For John, BLUF: Some licensing, but not so much as to stifle free enterprise. Nothing to see here; just move along.
Law Professor Glenn Harlan Reynolds, writing in USA Today, gives us "White House leans right on licensing". The sub-headline is "Recent report on occupational licensing costs echoes libertarians."
Last week, I wrote in these pages about how politicians use regulation and licensing to protect their supporters from competition at the expense of the public welfare."Reducing social mobility". Now there is a bad thing. We should all be fighting this kind of thing, but especially Republicans. Maybe a first step would be to read The Other Path, by Dr Hernado de Soto.
A few days later, the White House essentially endorsed this point with a new report on how occupational licensing hurts the economy, and in particular the working poor. This isn’t a new point, of course. Libertarians (like me) have been making it for decades, and the Institute For Justice, a libertarian public-interest law firm, has been suing on behalf of licensing’s victims for many years.

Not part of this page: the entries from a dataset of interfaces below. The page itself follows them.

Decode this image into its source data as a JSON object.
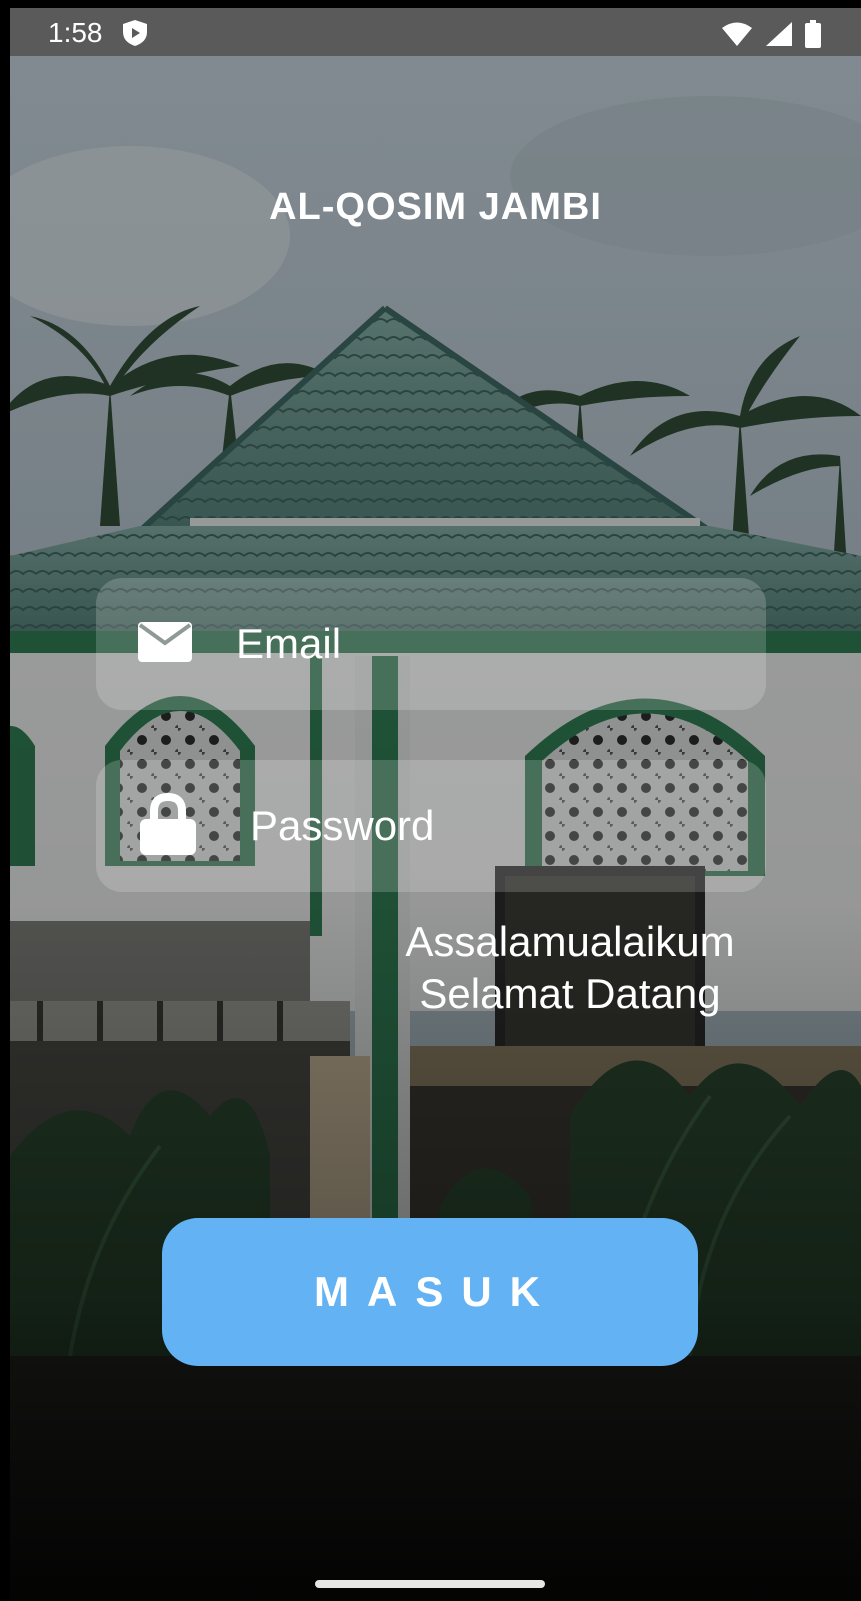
{
  "status_bar": {
    "time": "1:58",
    "icons": [
      "shield-icon",
      "wifi-icon",
      "cell-signal-icon",
      "battery-icon"
    ]
  },
  "app": {
    "title": "AL-QOSIM JAMBI"
  },
  "login_form": {
    "email_placeholder": "Email",
    "password_placeholder": "Password",
    "email_icon": "envelope-icon",
    "password_icon": "lock-icon"
  },
  "greeting": {
    "line1": "Assalamualaikum",
    "line2": "Selamat Datang"
  },
  "login_button": {
    "label": "MASUK"
  },
  "colors": {
    "button": "#63b3f4",
    "field_bg": "rgba(255,255,255,0.18)",
    "text": "#ffffff",
    "status_bar": "#5a5a5a"
  }
}
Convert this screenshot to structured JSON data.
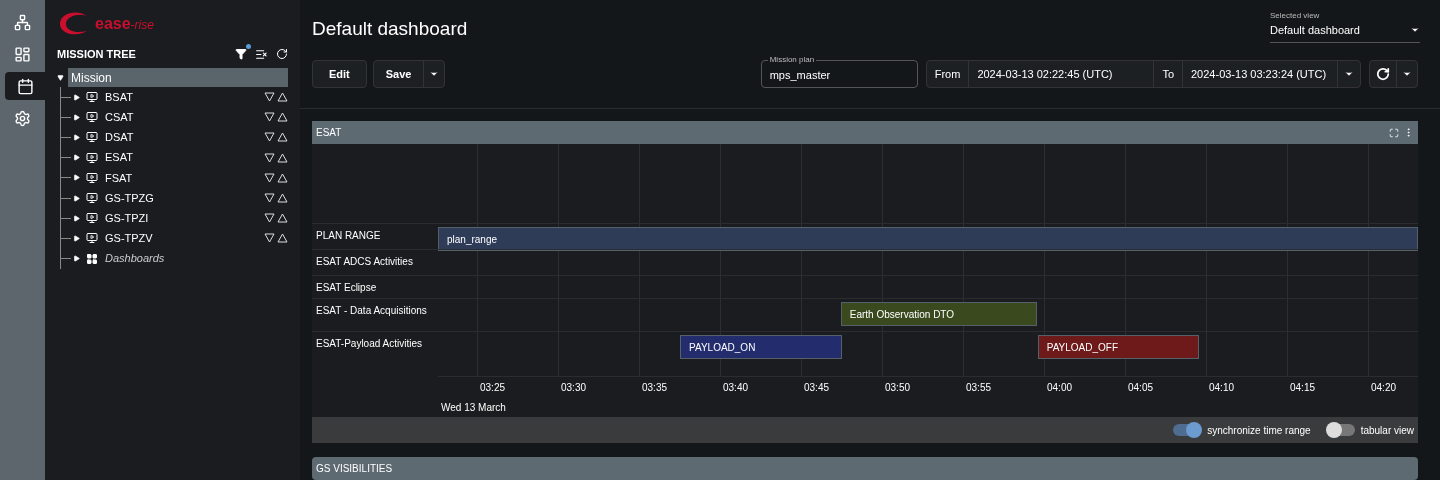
{
  "nav_rail": {
    "items": [
      {
        "kind": "tree",
        "selected": false
      },
      {
        "kind": "dashboard",
        "selected": false
      },
      {
        "kind": "calendar",
        "selected": true
      },
      {
        "kind": "settings",
        "selected": false
      }
    ]
  },
  "sidebar": {
    "logo": {
      "name": "ease",
      "suffix": "-rise"
    },
    "title": "MISSION TREE",
    "filter_active": true,
    "tree": {
      "label": "Mission",
      "expanded": true,
      "selected": true,
      "children": [
        {
          "label": "BSAT",
          "kind": "asset",
          "expanded": false
        },
        {
          "label": "CSAT",
          "kind": "asset",
          "expanded": false
        },
        {
          "label": "DSAT",
          "kind": "asset",
          "expanded": false
        },
        {
          "label": "ESAT",
          "kind": "asset",
          "expanded": false
        },
        {
          "label": "FSAT",
          "kind": "asset",
          "expanded": false
        },
        {
          "label": "GS-TPZG",
          "kind": "asset",
          "expanded": false
        },
        {
          "label": "GS-TPZI",
          "kind": "asset",
          "expanded": false
        },
        {
          "label": "GS-TPZV",
          "kind": "asset",
          "expanded": false
        },
        {
          "label": "Dashboards",
          "kind": "dashboards",
          "expanded": false
        }
      ]
    }
  },
  "header": {
    "title": "Default dashboard",
    "selected_view": {
      "label": "Selected view",
      "value": "Default dashboard"
    }
  },
  "toolbar": {
    "buttons": [
      "Edit",
      "Save"
    ],
    "mission_plan": {
      "label": "Mission plan",
      "value": "mps_master"
    },
    "from_label": "From",
    "from_value": "2024-03-13 02:22:45 (UTC)",
    "to_label": "To",
    "to_value": "2024-03-13 03:23:24 (UTC)"
  },
  "panels": [
    {
      "title": "ESAT",
      "rows": [
        {
          "label": "PLAN RANGE",
          "bars": [
            {
              "text": "plan_range",
              "color": "#2e3c58"
            }
          ]
        },
        {
          "label": "ESAT ADCS Activities",
          "bars": []
        },
        {
          "label": "ESAT Eclipse",
          "bars": []
        },
        {
          "label": "ESAT - Data Acquisitions",
          "bars": [
            {
              "text": "Earth Observation DTO",
              "color": "#3a4a1e"
            }
          ]
        },
        {
          "label": "ESAT-Payload Activities",
          "bars": [
            {
              "text": "PAYLOAD_ON",
              "color": "#232d6e"
            },
            {
              "text": "PAYLOAD_OFF",
              "color": "#6e1a1a"
            }
          ]
        }
      ],
      "xticks": [
        "03:25",
        "03:30",
        "03:35",
        "03:40",
        "03:45",
        "03:50",
        "03:55",
        "04:00",
        "04:05",
        "04:10",
        "04:15",
        "04:20"
      ],
      "date": "Wed 13 March",
      "toggles": [
        {
          "label": "synchronize time range",
          "on": true
        },
        {
          "label": "tabular view",
          "on": false
        }
      ]
    },
    {
      "title": "GS VISIBILITIES"
    }
  ]
}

But it’s one thing for libertarian economists and lawyers to argue for a position, and it’s another for it to be endorsed by a Democratic White House.
The White House report, entitled Occupational Licensing: A Framework for Policymakers, raises some important points. First, “more than one-quarter of U.S. workers now require a license to do their jobs, with most of these workers licensed by the states. The share of workers licensed at the state level has risen fivefold since the 1950s.” Where a license used to be required only for unusual jobs, now licensing requirements take up a major part of the employment sphere — and not just for physicians, but also for florists or funeral attendants.
Many of the jobs subject to licensing are the sort of entry-level or near-entry level jobs traditionally occupied by poor people trying to better themselves. Forcing them to undergo testing, apprenticeships, etc., in order to occupy these jobs makes bettering themselves much harder, reducing social mobility.
Hat tip to the InstaPundit.
Regards — Cliff